EXERCISE INPUT:
******

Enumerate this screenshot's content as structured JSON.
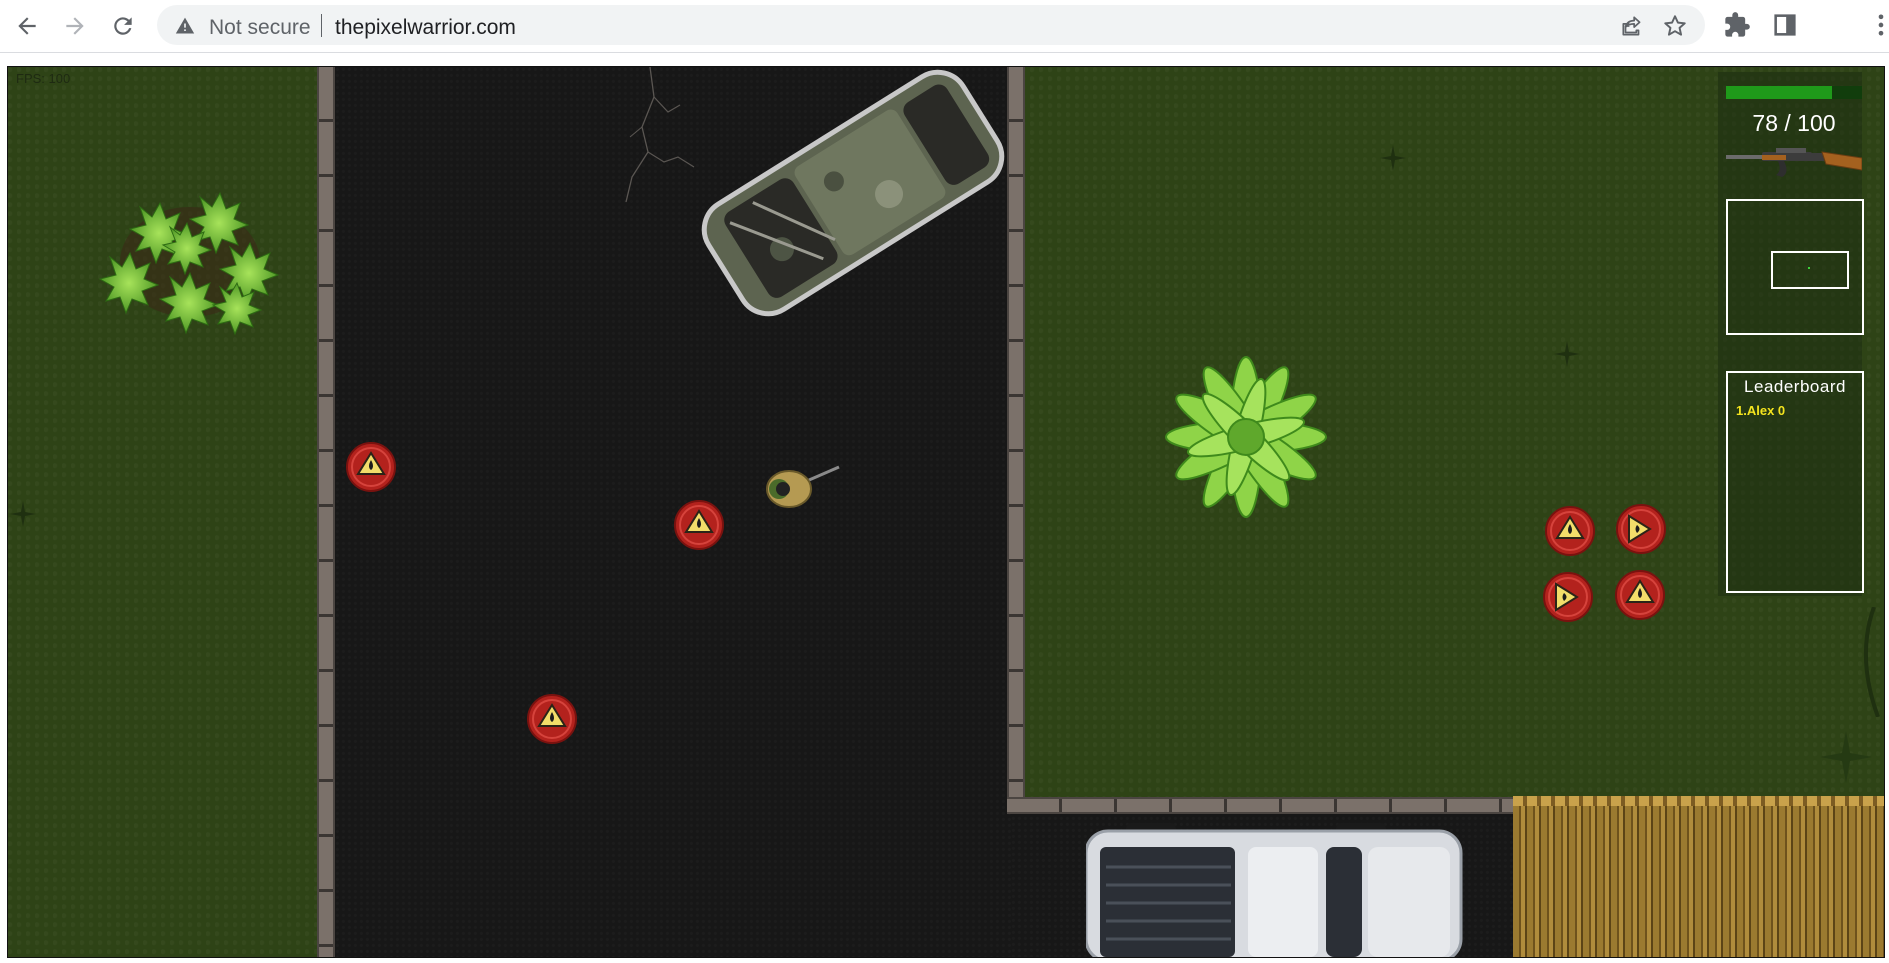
{
  "browser": {
    "security_label": "Not secure",
    "url": "thepixelwarrior.com",
    "icons": [
      "back-arrow-icon",
      "forward-arrow-icon",
      "reload-icon",
      "warning-triangle-icon",
      "share-icon",
      "star-icon",
      "extensions-puzzle-icon",
      "side-panel-icon",
      "kebab-menu-icon"
    ]
  },
  "game": {
    "fps_label": "FPS: 100",
    "health": {
      "text": "78 / 100",
      "fraction": 0.78,
      "bar_color": "#1f9a1a"
    },
    "weapon_icon": "assault-rifle-icon",
    "leaderboard": {
      "title": "Leaderboard",
      "entries": [
        "1.Alex 0"
      ],
      "entry_color": "#f4e41e"
    }
  }
}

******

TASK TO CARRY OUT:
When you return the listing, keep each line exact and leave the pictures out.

SOLUTION TO THE EXERCISE:
Enumerate this screenshot's content as structured JSON.
{
  "browser": {
    "security_label": "Not secure",
    "url": "thepixelwarrior.com",
    "icons": [
      "back-arrow-icon",
      "forward-arrow-icon",
      "reload-icon",
      "warning-triangle-icon",
      "share-icon",
      "star-icon",
      "extensions-puzzle-icon",
      "side-panel-icon",
      "kebab-menu-icon"
    ]
  },
  "game": {
    "fps_label": "FPS: 100",
    "health": {
      "text": "78 / 100",
      "fraction": 0.78,
      "bar_color": "#1f9a1a"
    },
    "weapon_icon": "assault-rifle-icon",
    "leaderboard": {
      "title": "Leaderboard",
      "entries": [
        "1.Alex 0"
      ],
      "entry_color": "#f4e41e"
    }
  }
}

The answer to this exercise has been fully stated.